Things that have happened in my life and that of my family and friends have inspired a few of the stories. For example, a close friend and I went to a joint birthday party and met the two brothers of one of the hosts; they invited us to go on a cruise in the South of France. The brothers turned out to be Counts and we spent the first few days of our trip staying in their family chateau. That holiday became the inspiration behind A Jersey Dreamboat.

If your home was burning down what would be the one object you would strive to save – and why?
Apart from the obvious family and pets, it would have to be the portrait of my grandmother painted in 1967 by Vasco Lazzolo. He was a friend of Stephen Ward and despite threats agreed to give evidence on his behalf in court during the Profumo Affair.
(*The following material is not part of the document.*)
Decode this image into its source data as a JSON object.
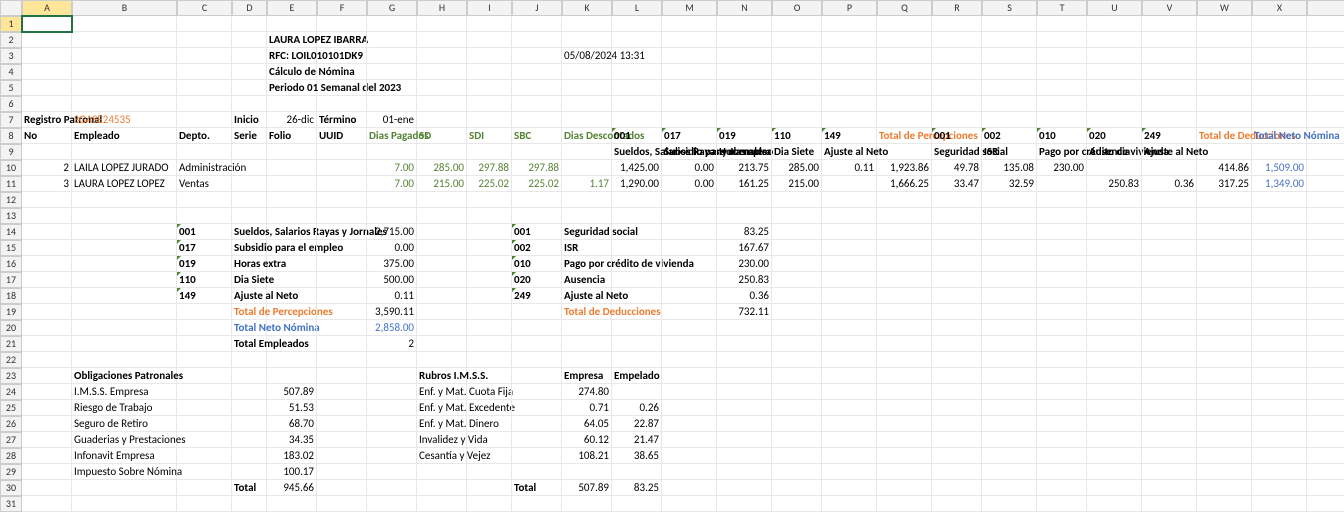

Tell us about your writing regime. Are you a full-time author or do you have to fit your writing around a ‘day job’?
I work 27.5 hours a week. I did work full-time until January, but my boss very kindly let me reduce my hours to give me more time to write the two books I’d been contracted to submit. I usually get home at around 3pm, take a bit of a break and then get on with writing whatever it was I’d intended to do that day. I like to write at least 1,000 words each day, but usually write between 1,500 and 2,000 words when I’m writing a first draft.

Do you have a writing ‘space’ or can you write anywhere?
I can write anywhere. At the moment it’s at the dining room table. In the summer, I tend to write in the garden, or maybe in a local park in St Brelade’s Bay.

Tell us one thing that's on your bucket list.
To visit India where my grandmother was born and lived for the first few years of her life.
Thank you very much for interviewing me for the RNA Blog.

Georgina Troy lives on the island of Jersey and can see the lights in France at night from her bedroom window. This isn't surprising as Jersey is only fifteen miles off the French coast. She lives near the sea, then again most people live fairly close to the sea in an island only nine by five miles in size. She's an impossible romantic and likes nothing more than creating gorgeous heroes. Her books are published by Accent Press.


Thank you, Georgina, for joining us today from the sunshine island of Jersey.

The RNA blog is brought to you by
Elaine Everest & Natalie Kleinman
If you would like to write for the blog please contact us on elaineeverest@aol.com